Unfortunately, he lacks a political constituency, the most critical ingredient a finance minister needs to be bold enough to tell elected MPs how he wants to steer the economy in times of an unprecedented crisis. No surprise then that the new budget is hopelessly traditional, and without any good program to tackle the challenges created by Covid-19 ‘lockdown’ in the economy and in people’s lives.
Dr Khatiwada has projected 7 percent growth for the upcoming fiscal. But the reason behind his optimism is misplaced. He says such a growth is feasible as he is ‘confident’ the economy would again gain its vibrancy when the lockdown is lifted. Unfortunately, people do not share that ‘confidence’ as they are already short of cash to buy two meals a day. Small and medium enterprises (SMEs) or big corporate houses, they are all struggling to provide even minimum pay to their employees. The informal sector, meanwhile, has been decimated by the lockdown.
This Covid-19 crisis could have been exploited a lot better. This time could have been used to initiate bold reform agendas in health, education, and agriculture. Our public health system is already overwhelmed with just over 2,500 corona-infected cases. The government has allocated Rs 90.69 billion for health, which is much more compared to allocations in previous years. Yet there is no clarity on how this money will be spent.
Agriculture has gotten Rs 41.40 billion, along with subsidies in the procurement of chemical fertilizers. Moreover, this sector falls under the government’s flagship ‘Prime Minister Agriculture Modernization Project (PMAMP), which alone is worth some Rs 3.22 billion. The budget has announced ‘one local government, one product’ policy under this project. But there has been no study to find out which local government has a comparative advantage in which product. In this regard, the project may result in haphazard investments of scarce resources in the production of agricultural products that cannot be marketed.
A total of Rs 150 billion has been allocated to support businesses severely affected by the lockdown. Another fund of Rs 50 billion will give them subsidized loans. Since the NRB will manage these funds, an enormous volume of paperwork will be needed to be eligible for them, a big challenge for SMEs. So there is room for doubt if these funds will really support SMEs. Industries will have to make a significant investment in covering the health of their workers, increasing the cost of production, and making the products less competitive.
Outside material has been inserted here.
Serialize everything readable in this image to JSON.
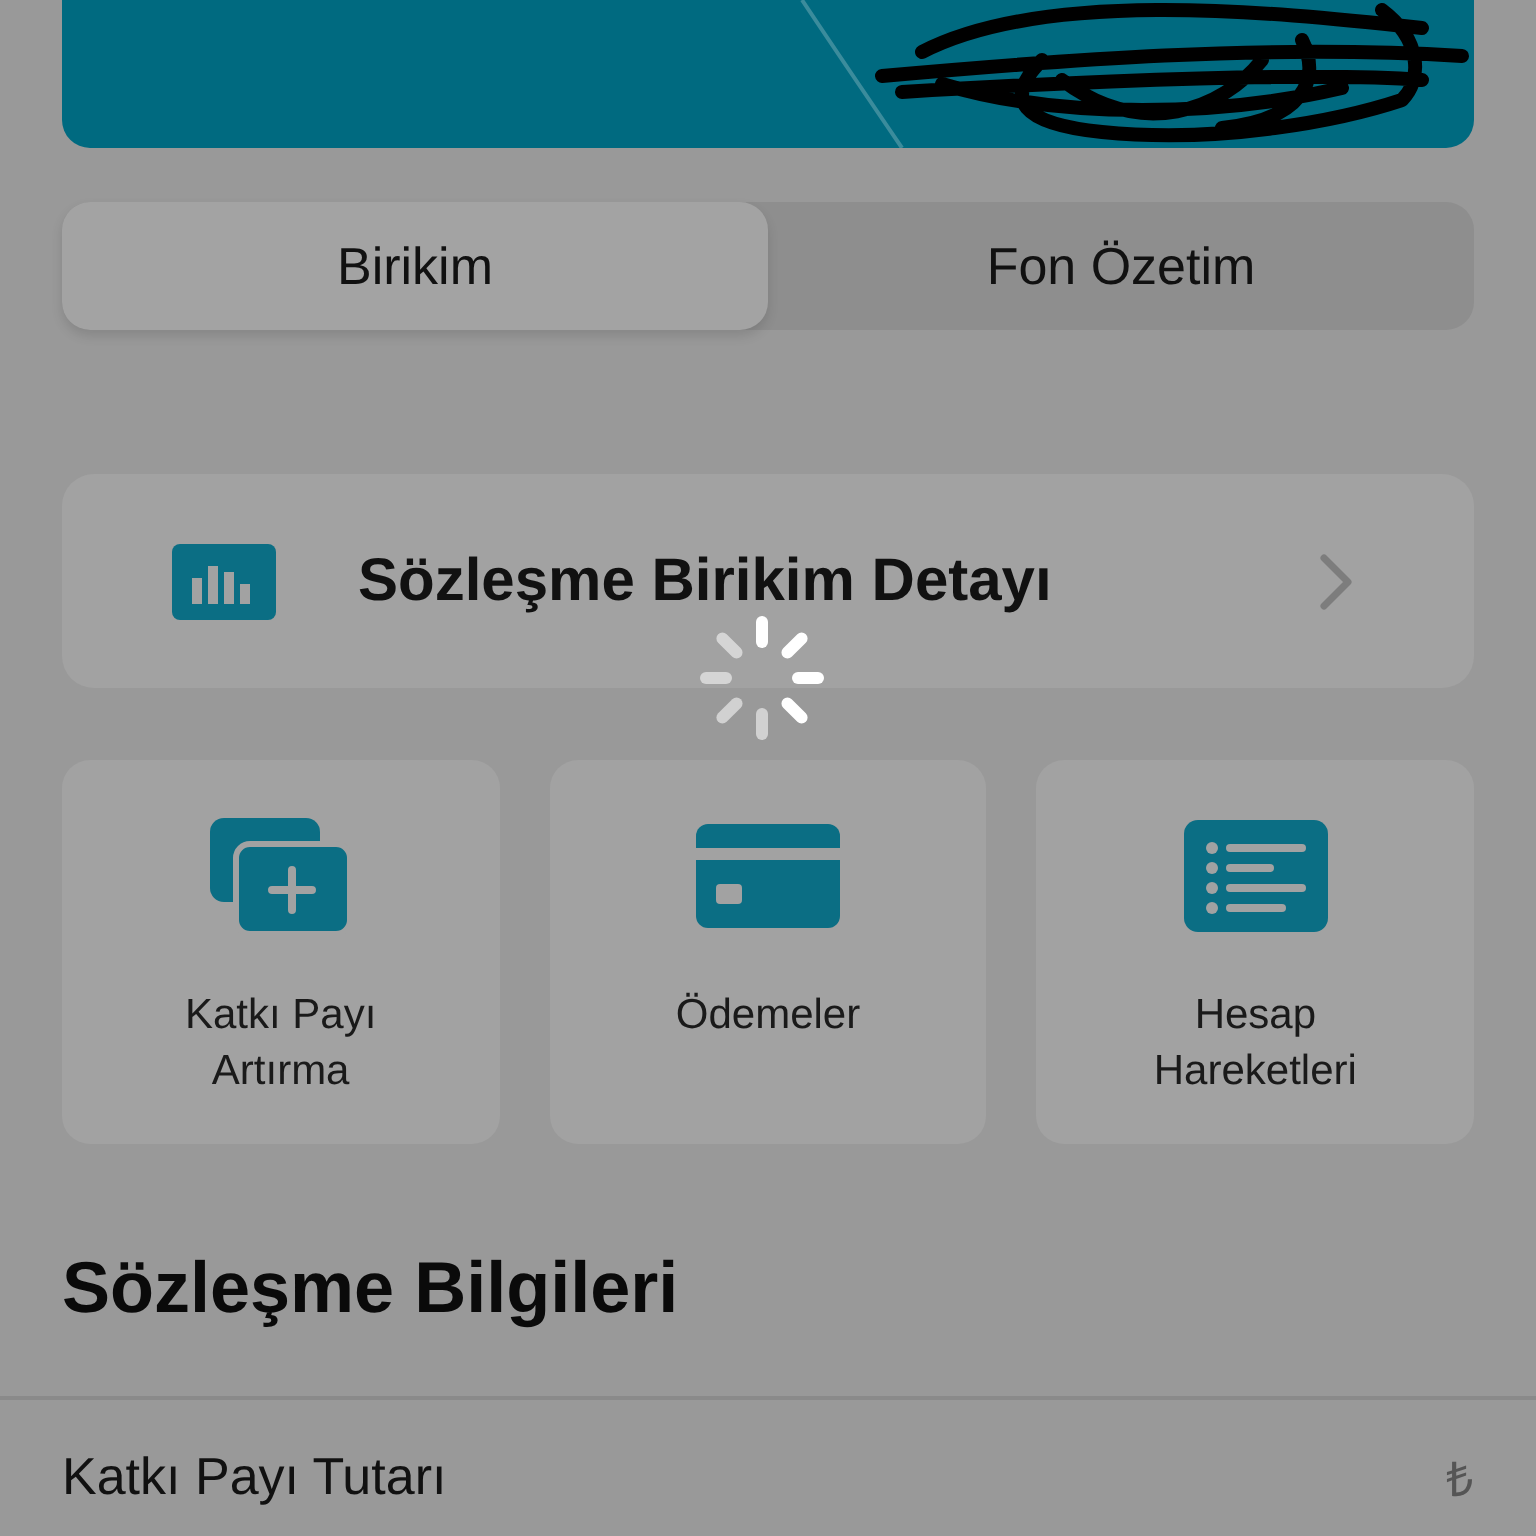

Another program projected as a game-changer is the Prime Minister Employment Program (PMEP), which gets Rs 11.60 billion. This program aims to create 200,000 new jobs. But the program has been tainted with allegations of corruption. There is a risk of this money being funneled to local level party cadres.
Overall, most programs are similar to those in previous budgets, as if the pre- and post-corona ground realities are the same. The government could have helped the private sector steer through the crisis through tax policy reforms.
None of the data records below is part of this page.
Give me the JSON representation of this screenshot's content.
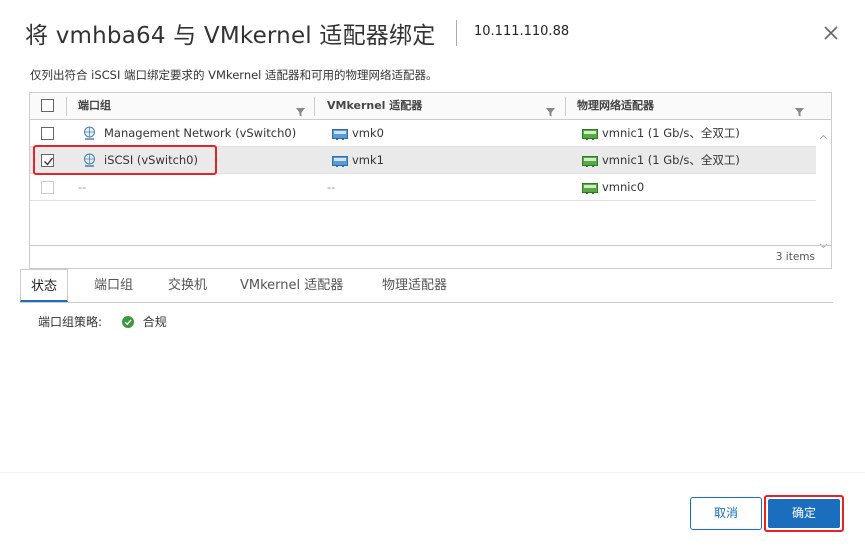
{
  "dialog": {
    "title": "将 vmhba64 与 VMkernel 适配器绑定",
    "host": "10.111.110.88",
    "description": "仅列出符合 iSCSI 端口绑定要求的 VMkernel 适配器和可用的物理网络适配器。"
  },
  "grid": {
    "columns": [
      "端口组",
      "VMkernel 适配器",
      "物理网络适配器"
    ],
    "rows": [
      {
        "checked": false,
        "enabled": true,
        "port_group": "Management Network (vSwitch0)",
        "vmkernel": "vmk0",
        "physical": "vmnic1 (1 Gb/s、全双工)"
      },
      {
        "checked": true,
        "enabled": true,
        "port_group": "iSCSI (vSwitch0)",
        "vmkernel": "vmk1",
        "physical": "vmnic1 (1 Gb/s、全双工)"
      },
      {
        "checked": false,
        "enabled": false,
        "port_group": "--",
        "vmkernel": "--",
        "physical": "vmnic0"
      }
    ],
    "items_count": "3 items"
  },
  "tabs": [
    "状态",
    "端口组",
    "交换机",
    "VMkernel 适配器",
    "物理适配器"
  ],
  "active_tab": "状态",
  "status": {
    "label": "端口组策略:",
    "value": "合规",
    "icon": "check-circle-icon",
    "color": "#3c9a3c"
  },
  "buttons": {
    "cancel": "取消",
    "ok": "确定"
  },
  "colors": {
    "accent": "#1b6dbd",
    "highlight": "#e3222a"
  }
}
Tourism will suffer in the foreseeable future, as tourists won’t risk travel to a country with a weak health system. As Nepal cannot rely on tourism anymore, it must bank on some other sector as the foundation of the country’s future growth. As most farmers continue to practice subsistence agriculture, this is also not the sector that can support robust growth.
The only other growth avenue is technology. It could have allowed firms registered in other countries to bid for business in Nepal, as there is little chance that a Kathmandu-based firm will win an international bid. That could have set the foundation of a technology-driven, advanced economy.
In a nutshell, this budget’s scope is limited to sustaining the state apparatus and supporting ruling party politics.